Rotterdam Mayor Ahmed Aboutaleb said in a news conference that, after receiving a tip from Spanish police about a potential threat, police evacuated the concert at Maassilo, a music venue in a converted grain silo.
The mayor said that a van with Spanish license plates containing several gas canisters was stopped near the venue and that the driver was detained, but police did not offer further information about the threat. Reports out of Europe have indicated that there doesn't appear to be any connection between this incident and a recent attack in Barcelona, Spain.
The sexual-misconduct rumors that have dogged Louis C.K. in recent years have resurfaced yet again.
This time the allegations come courtesy of a new interview with fellow comedian Tig Notaro.
"I think it's important to take care of that, to handle that, because it's serious to be assaulted," Notaro told the Daily Beast for a story published Wednesday, referring to allegations over the years. "It's serious to be harassed. It's serious, it's serious, it's serious."
Stan Lee received a superhero's welcome Tuesday night as actors, artists and filmmakers paid tribute to the Marvel comics legend.
The "Extraordinary: Stan Lee" tribute at the Saban Theatre in Beverly Hills paid homage to the 94-year-old mastermind who gave life to "Spider-Man," "The Avengers," "X-Men" and numerous other comic book heroes.
"I'm so lucky. Some people work a lifetime, and nobody celebrates their career," Lee said, according to ABC 7. "I don't know how this happened to me, but I'm just incredibly grateful."
Perhaps it was the lingering effects of the eclipse — or the prospect of two Trump speeches in rapid succession, or that it's August — but it was a slow day in late-night TV on Tuesday, with many shows airing reruns.

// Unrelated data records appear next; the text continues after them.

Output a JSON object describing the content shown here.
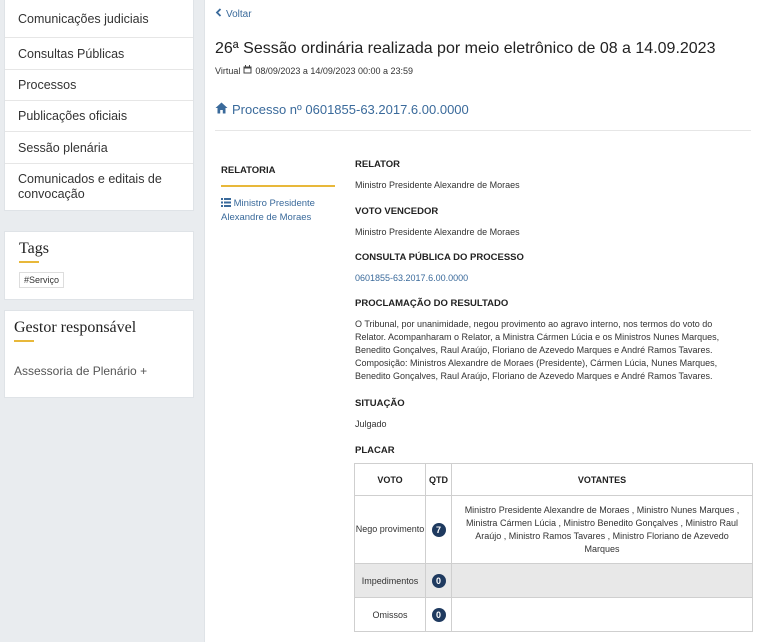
{
  "sidebar": {
    "nav_items": [
      {
        "label": "Comunicações judiciais"
      },
      {
        "label": "Consultas Públicas"
      },
      {
        "label": "Processos"
      },
      {
        "label": "Publicações oficiais"
      },
      {
        "label": "Sessão plenária"
      },
      {
        "label": "Comunicados e editais de convocação"
      }
    ],
    "tags": {
      "title": "Tags",
      "chips": [
        "#Serviço"
      ]
    },
    "gestor": {
      "title": "Gestor responsável",
      "item": "Assessoria de Plenário +"
    }
  },
  "main": {
    "back_label": "Voltar",
    "title": "26ª Sessão ordinária realizada por meio eletrônico de 08 a 14.09.2023",
    "mode": "Virtual",
    "date_range": "08/09/2023 a 14/09/2023 00:00 a 23:59",
    "processo": "Processo nº 0601855-63.2017.6.00.0000",
    "relatoria_tab": "RELATORIA",
    "relatoria_link": "Ministro Presidente Alexandre de Moraes",
    "fields": {
      "relator_h": "RELATOR",
      "relator_v": "Ministro Presidente Alexandre de Moraes",
      "voto_h": "VOTO VENCEDOR",
      "voto_v": "Ministro Presidente Alexandre de Moraes",
      "consulta_h": "CONSULTA PÚBLICA DO PROCESSO",
      "consulta_v": "0601855-63.2017.6.00.0000",
      "proclamacao_h": "PROCLAMAÇÃO DO RESULTADO",
      "proclamacao_v": "O Tribunal, por unanimidade, negou provimento ao agravo interno, nos termos do voto do Relator. Acompanharam o Relator, a Ministra Cármen Lúcia e os Ministros Nunes Marques, Benedito Gonçalves, Raul Araújo, Floriano de Azevedo Marques e André Ramos Tavares. Composição: Ministros Alexandre de Moraes (Presidente), Cármen Lúcia, Nunes Marques, Benedito Gonçalves, Raul Araújo, Floriano de Azevedo Marques e André Ramos Tavares.",
      "situacao_h": "SITUAÇÃO",
      "situacao_v": "Julgado",
      "placar_h": "PLACAR"
    },
    "placar": {
      "headers": {
        "voto": "VOTO",
        "qtd": "QTD",
        "votantes": "VOTANTES"
      },
      "rows": [
        {
          "voto": "Nego provimento",
          "qtd": "7",
          "votantes": "Ministro Presidente Alexandre de Moraes , Ministro Nunes Marques , Ministra Cármen Lúcia , Ministro Benedito Gonçalves , Ministro Raul Araújo , Ministro Ramos Tavares , Ministro Floriano de Azevedo Marques"
        },
        {
          "voto": "Impedimentos",
          "qtd": "0",
          "votantes": ""
        },
        {
          "voto": "Omissos",
          "qtd": "0",
          "votantes": ""
        }
      ]
    }
  },
  "colors": {
    "link": "#3a6a9b",
    "accent": "#e8b83a",
    "badge": "#1f3a5f"
  }
}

Trevor Noah was at his "Daily Show" desk, nevertheless, to break down the first of those Trump speeches, the one the president delivered Monday about not ending the war in Afghanistan.
"I know that he's been president for seven months, but seeing Donald Trump making military decisions is still weird for me," Noah said. "I mean, he must be the first human being in history who gets to command an army after starring in a Pizza Hut commercial."
As summer fades and fall approaches, Netflix is getting into a literary frame of mind. On Wednesday, the streaming giant announced a pair of new original documentaries centered on two celebrated chroniclers of the American experience, Joan Didion and Gay Talese.
In "Joan Didion: The Center Will Not Hold," actor and director Griffin Dunne – who is the nephew of the essayist and novelist – offers an intimate look at his "Aunt Joan." Through archival footage and interviews with the confessional yet enigmatic 82-year-old author of such books as "Slouching Towards Bethlehem," "The White Album" and "The Year of Magical Thinking," the film traces Didion's life and career and the ways in which they intersected with some of the most turbulent times in our country's political and cultural history.
“It is a tremendous honor to have the opportunity to convey the life and work of my aunt, and literary icon, Joan Didion,” Dunne said in a statement. “This documentary is a true labor of love and to partner with Netflix, who will help bring this to a global audience, is more than I could have hoped for when I started on this over 5 years ago.”